▸ TASK OBJECTIVE:
What you return should match the data below exactly, line for line.

Entries from a dataset of interfaces:
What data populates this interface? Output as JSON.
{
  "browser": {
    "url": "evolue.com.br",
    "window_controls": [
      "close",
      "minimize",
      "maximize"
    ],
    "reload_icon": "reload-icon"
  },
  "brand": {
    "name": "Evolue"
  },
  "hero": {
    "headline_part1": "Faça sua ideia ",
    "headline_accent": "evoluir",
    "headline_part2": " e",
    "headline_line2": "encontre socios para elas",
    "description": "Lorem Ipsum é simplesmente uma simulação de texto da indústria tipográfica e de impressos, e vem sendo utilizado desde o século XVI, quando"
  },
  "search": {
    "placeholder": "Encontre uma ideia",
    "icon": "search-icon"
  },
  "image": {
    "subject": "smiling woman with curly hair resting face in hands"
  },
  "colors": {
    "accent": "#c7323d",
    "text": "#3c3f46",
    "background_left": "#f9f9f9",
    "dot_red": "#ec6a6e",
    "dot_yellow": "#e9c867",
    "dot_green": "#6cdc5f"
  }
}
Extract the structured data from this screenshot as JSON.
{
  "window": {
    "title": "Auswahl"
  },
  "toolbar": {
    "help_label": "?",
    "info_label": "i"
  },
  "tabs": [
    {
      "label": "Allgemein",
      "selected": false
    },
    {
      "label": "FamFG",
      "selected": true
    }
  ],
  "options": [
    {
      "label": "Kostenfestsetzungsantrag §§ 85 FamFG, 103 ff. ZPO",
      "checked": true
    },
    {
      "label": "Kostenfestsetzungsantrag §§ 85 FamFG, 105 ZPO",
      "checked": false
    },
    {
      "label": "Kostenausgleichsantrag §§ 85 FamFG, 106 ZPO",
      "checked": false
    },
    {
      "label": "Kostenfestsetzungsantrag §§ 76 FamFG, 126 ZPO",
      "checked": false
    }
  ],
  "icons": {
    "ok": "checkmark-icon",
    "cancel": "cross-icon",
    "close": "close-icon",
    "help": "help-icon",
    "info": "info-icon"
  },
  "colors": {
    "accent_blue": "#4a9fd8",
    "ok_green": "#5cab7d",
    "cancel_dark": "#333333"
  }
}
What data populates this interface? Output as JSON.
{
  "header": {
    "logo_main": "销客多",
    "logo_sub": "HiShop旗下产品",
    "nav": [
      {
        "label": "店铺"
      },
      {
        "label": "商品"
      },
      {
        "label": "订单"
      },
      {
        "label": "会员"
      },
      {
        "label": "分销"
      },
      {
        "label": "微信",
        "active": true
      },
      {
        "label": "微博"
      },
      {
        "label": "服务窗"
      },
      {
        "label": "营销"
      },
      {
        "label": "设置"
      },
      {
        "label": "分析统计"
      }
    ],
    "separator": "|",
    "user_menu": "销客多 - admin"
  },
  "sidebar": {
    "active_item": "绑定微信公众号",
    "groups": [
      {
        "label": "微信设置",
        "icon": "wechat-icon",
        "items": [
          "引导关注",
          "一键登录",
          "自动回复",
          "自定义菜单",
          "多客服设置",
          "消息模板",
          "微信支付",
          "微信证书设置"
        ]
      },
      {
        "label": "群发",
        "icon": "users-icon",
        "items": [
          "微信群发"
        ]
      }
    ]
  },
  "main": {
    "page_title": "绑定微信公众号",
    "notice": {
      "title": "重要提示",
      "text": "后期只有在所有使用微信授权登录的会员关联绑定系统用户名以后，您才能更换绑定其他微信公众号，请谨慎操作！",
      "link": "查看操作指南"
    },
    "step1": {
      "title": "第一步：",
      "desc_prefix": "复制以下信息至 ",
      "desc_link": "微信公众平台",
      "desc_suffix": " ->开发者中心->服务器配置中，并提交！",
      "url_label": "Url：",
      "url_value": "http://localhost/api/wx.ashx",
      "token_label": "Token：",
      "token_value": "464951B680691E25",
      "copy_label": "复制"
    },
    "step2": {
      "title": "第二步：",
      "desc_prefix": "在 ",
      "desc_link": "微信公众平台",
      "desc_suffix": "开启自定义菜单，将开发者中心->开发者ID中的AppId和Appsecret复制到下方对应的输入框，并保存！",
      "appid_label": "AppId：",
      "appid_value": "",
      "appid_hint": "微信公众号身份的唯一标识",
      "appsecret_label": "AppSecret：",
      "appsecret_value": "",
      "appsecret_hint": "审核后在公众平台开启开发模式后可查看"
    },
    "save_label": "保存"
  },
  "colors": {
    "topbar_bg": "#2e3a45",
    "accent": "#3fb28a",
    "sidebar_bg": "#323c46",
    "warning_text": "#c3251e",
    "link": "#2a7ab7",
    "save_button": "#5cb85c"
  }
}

▸ TASK ANSWER:
What data populates this interface? Output as JSON.
{
  "browser": {
    "url": "evolue.com.br",
    "window_controls": [
      "close",
      "minimize",
      "maximize"
    ],
    "reload_icon": "reload-icon"
  },
  "brand": {
    "name": "Evolue"
  },
  "hero": {
    "headline_part1": "Faça sua ideia ",
    "headline_accent": "evoluir",
    "headline_part2": " e",
    "headline_line2": "encontre socios para elas",
    "description": "Lorem Ipsum é simplesmente uma simulação de texto da indústria tipográfica e de impressos, e vem sendo utilizado desde o século XVI, quando"
  },
  "search": {
    "placeholder": "Encontre uma ideia",
    "icon": "search-icon"
  },
  "image": {
    "subject": "smiling woman with curly hair resting face in hands"
  },
  "colors": {
    "accent": "#c7323d",
    "text": "#3c3f46",
    "background_left": "#f9f9f9",
    "dot_red": "#ec6a6e",
    "dot_yellow": "#e9c867",
    "dot_green": "#6cdc5f"
  }
}
Extract the structured data from this screenshot as JSON.
{
  "window": {
    "title": "Auswahl"
  },
  "toolbar": {
    "help_label": "?",
    "info_label": "i"
  },
  "tabs": [
    {
      "label": "Allgemein",
      "selected": false
    },
    {
      "label": "FamFG",
      "selected": true
    }
  ],
  "options": [
    {
      "label": "Kostenfestsetzungsantrag §§ 85 FamFG, 103 ff. ZPO",
      "checked": true
    },
    {
      "label": "Kostenfestsetzungsantrag §§ 85 FamFG, 105 ZPO",
      "checked": false
    },
    {
      "label": "Kostenausgleichsantrag §§ 85 FamFG, 106 ZPO",
      "checked": false
    },
    {
      "label": "Kostenfestsetzungsantrag §§ 76 FamFG, 126 ZPO",
      "checked": false
    }
  ],
  "icons": {
    "ok": "checkmark-icon",
    "cancel": "cross-icon",
    "close": "close-icon",
    "help": "help-icon",
    "info": "info-icon"
  },
  "colors": {
    "accent_blue": "#4a9fd8",
    "ok_green": "#5cab7d",
    "cancel_dark": "#333333"
  }
}
What data populates this interface? Output as JSON.
{
  "header": {
    "logo_main": "销客多",
    "logo_sub": "HiShop旗下产品",
    "nav": [
      {
        "label": "店铺"
      },
      {
        "label": "商品"
      },
      {
        "label": "订单"
      },
      {
        "label": "会员"
      },
      {
        "label": "分销"
      },
      {
        "label": "微信",
        "active": true
      },
      {
        "label": "微博"
      },
      {
        "label": "服务窗"
      },
      {
        "label": "营销"
      },
      {
        "label": "设置"
      },
      {
        "label": "分析统计"
      }
    ],
    "separator": "|",
    "user_menu": "销客多 - admin"
  },
  "sidebar": {
    "active_item": "绑定微信公众号",
    "groups": [
      {
        "label": "微信设置",
        "icon": "wechat-icon",
        "items": [
          "引导关注",
          "一键登录",
          "自动回复",
          "自定义菜单",
          "多客服设置",
          "消息模板",
          "微信支付",
          "微信证书设置"
        ]
      },
      {
        "label": "群发",
        "icon": "users-icon",
        "items": [
          "微信群发"
        ]
      }
    ]
  },
  "main": {
    "page_title": "绑定微信公众号",
    "notice": {
      "title": "重要提示",
      "text": "后期只有在所有使用微信授权登录的会员关联绑定系统用户名以后，您才能更换绑定其他微信公众号，请谨慎操作！",
      "link": "查看操作指南"
    },
    "step1": {
      "title": "第一步：",
      "desc_prefix": "复制以下信息至 ",
      "desc_link": "微信公众平台",
      "desc_suffix": " ->开发者中心->服务器配置中，并提交！",
      "url_label": "Url：",
      "url_value": "http://localhost/api/wx.ashx",
      "token_label": "Token：",
      "token_value": "464951B680691E25",
      "copy_label": "复制"
    },
    "step2": {
      "title": "第二步：",
      "desc_prefix": "在 ",
      "desc_link": "微信公众平台",
      "desc_suffix": "开启自定义菜单，将开发者中心->开发者ID中的AppId和Appsecret复制到下方对应的输入框，并保存！",
      "appid_label": "AppId：",
      "appid_value": "",
      "appid_hint": "微信公众号身份的唯一标识",
      "appsecret_label": "AppSecret：",
      "appsecret_value": "",
      "appsecret_hint": "审核后在公众平台开启开发模式后可查看"
    },
    "save_label": "保存"
  },
  "colors": {
    "topbar_bg": "#2e3a45",
    "accent": "#3fb28a",
    "sidebar_bg": "#323c46",
    "warning_text": "#c3251e",
    "link": "#2a7ab7",
    "save_button": "#5cb85c"
  }
}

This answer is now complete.